The African proverb “it takes the whole village to raise a child” is true for this theory. This approach recognises that children do not grow up in a vacuum. In the case study above, John’s behaviour has been influenced by the microsystem (family) and also the exosystem (neighbourhood). In assessing John’s needs, the social worker will need to use these aspects of Bronfenbrenner’s bioecological theory. This approach requires that the child never be assessed in isolation. Daniel et al (2010) argues that the bioecological approach to child development suggests that detailed assessment of all aspects of the child’s situation include considerations of all levels that are immediate and of wider impact and is essential to the planning of intervention with children and families by social workers. This theory provides understanding that each lifespan is unique as each individual in influenced by their unique environments.

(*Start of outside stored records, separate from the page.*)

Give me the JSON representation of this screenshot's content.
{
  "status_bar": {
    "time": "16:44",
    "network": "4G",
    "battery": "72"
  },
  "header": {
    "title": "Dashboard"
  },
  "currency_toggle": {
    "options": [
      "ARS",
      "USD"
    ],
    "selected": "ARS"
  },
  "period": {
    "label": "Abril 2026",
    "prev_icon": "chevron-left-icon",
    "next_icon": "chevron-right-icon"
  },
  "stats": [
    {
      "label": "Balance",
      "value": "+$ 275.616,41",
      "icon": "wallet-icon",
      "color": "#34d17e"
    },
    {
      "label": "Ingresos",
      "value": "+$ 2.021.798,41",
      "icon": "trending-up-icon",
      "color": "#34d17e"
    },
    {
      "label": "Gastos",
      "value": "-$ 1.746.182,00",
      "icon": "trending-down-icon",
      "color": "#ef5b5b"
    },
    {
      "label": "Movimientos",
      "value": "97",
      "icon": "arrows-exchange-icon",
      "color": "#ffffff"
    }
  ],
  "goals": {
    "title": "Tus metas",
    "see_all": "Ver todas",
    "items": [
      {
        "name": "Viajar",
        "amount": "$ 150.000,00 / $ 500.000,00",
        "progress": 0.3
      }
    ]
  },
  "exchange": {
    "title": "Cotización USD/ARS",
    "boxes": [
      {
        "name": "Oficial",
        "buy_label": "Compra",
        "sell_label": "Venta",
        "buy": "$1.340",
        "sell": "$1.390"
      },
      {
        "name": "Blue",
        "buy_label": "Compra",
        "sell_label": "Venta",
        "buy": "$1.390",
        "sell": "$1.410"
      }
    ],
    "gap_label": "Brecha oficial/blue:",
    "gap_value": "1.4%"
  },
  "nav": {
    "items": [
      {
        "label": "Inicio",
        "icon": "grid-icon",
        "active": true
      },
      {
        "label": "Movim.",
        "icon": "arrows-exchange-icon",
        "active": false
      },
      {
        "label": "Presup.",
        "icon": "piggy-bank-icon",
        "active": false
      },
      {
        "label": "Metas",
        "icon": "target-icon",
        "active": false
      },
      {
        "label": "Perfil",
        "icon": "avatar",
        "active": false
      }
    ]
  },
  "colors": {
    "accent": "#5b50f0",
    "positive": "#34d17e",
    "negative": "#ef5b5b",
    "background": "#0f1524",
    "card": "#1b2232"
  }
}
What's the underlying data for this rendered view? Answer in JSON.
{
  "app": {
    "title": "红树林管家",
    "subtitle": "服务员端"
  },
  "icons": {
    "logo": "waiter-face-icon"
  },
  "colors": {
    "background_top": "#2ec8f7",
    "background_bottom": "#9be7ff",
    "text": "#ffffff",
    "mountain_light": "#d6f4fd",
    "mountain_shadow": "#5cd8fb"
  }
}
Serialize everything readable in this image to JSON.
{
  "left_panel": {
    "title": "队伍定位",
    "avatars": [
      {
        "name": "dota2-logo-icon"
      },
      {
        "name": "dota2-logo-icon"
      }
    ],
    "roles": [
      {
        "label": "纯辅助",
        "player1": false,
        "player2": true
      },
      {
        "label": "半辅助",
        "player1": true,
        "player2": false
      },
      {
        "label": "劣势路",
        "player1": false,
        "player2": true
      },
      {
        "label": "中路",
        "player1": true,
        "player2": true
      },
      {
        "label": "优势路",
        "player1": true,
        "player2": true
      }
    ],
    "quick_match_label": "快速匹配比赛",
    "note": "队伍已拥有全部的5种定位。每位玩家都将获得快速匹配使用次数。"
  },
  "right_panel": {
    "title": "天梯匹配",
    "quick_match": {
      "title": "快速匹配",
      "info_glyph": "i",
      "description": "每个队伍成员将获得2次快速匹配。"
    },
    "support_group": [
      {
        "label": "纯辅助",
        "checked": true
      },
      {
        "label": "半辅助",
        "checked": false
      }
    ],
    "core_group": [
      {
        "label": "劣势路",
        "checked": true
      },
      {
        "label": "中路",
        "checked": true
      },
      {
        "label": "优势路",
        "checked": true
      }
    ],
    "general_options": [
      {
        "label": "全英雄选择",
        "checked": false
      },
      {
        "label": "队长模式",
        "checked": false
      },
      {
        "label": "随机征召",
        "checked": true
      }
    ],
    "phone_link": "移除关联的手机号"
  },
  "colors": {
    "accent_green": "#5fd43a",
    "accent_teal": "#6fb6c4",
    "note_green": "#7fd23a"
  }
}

This theory helps in influencing government policies and programs that can benefit a given community. In the case of John’s environment, resources can be channelled in developing the estate and proving facilities for young people to get busy and occupied.
On the other hand, Shaffer and Kipp (2010), argues that bioecological theories are inadequate in giving account of human development. The inner individual level encompasses the role of nature in child development. This viewpoint argues that our genes predetermine who we are and our characteristics are inherited. We have in born biological characteristics that are hereditary from our birth parents at a point of conception. This position suggests that change is not possible and we are what we are and we cannot do anything about it. This argument has the potential to stereotype people which leads to support prejudice and oppressive behaviour and social workers should be aware of this in safeguarding the welfare of children. Despite it being a bioecological theory, it has little to say about specific biological contributions to human development. The emphasis is on the developing person and the constant changing environment.
Attachment theory may be important for work with children but its application to adults is less evidenced. Konstantinos and Georgios (2006)’s research supports Bowlby’s conclusion that cross culturally; attachment has an influence on one’s socio-emotional development as well as emotional well-being through life course. There are many limitations that have been cited on attachment theory. Attachment theory does not account for some people who had insecure attachment relationships with their mother but however went on to form secure romantic relationships with their partners in adulthood. Attachment can still occur in adulthood. The attachment approach ignores the temperaments and personalities of individuals. Harris (1998), argues that parents do not shape the personalities and characters of their children. He believes that their peers have more influence in personality and character building than the parents. Take for example, a child whose parents are immigrants. The child can continue to speak the parents’ native language at home, but at the same time learn new language and speak it without a foreign accent. Harris (1998) argues that children learn these from their peers so as to fit in. Following from above, social workers should understand that parents are not totally responsible for the way the children develop. They can be held responsible to a certain degree, because after all they did give them their genes and therefore do have some influence. However, children rely more on their parents. Another limitation of attachment theory stated by Field (1996) is that the mother is viewed as the primary attachment figure and fails to include the father and siblings who can also be attached to the child at the same time. Another limitation is that attachment is confined to infancy and early childhood as defined by Bowlby. This does not account for attachment that occur in adolescence (first love), adulthood (spouse) and later life.
In conclusion, there is no single theory that can fully explain human development. Attachment theory is more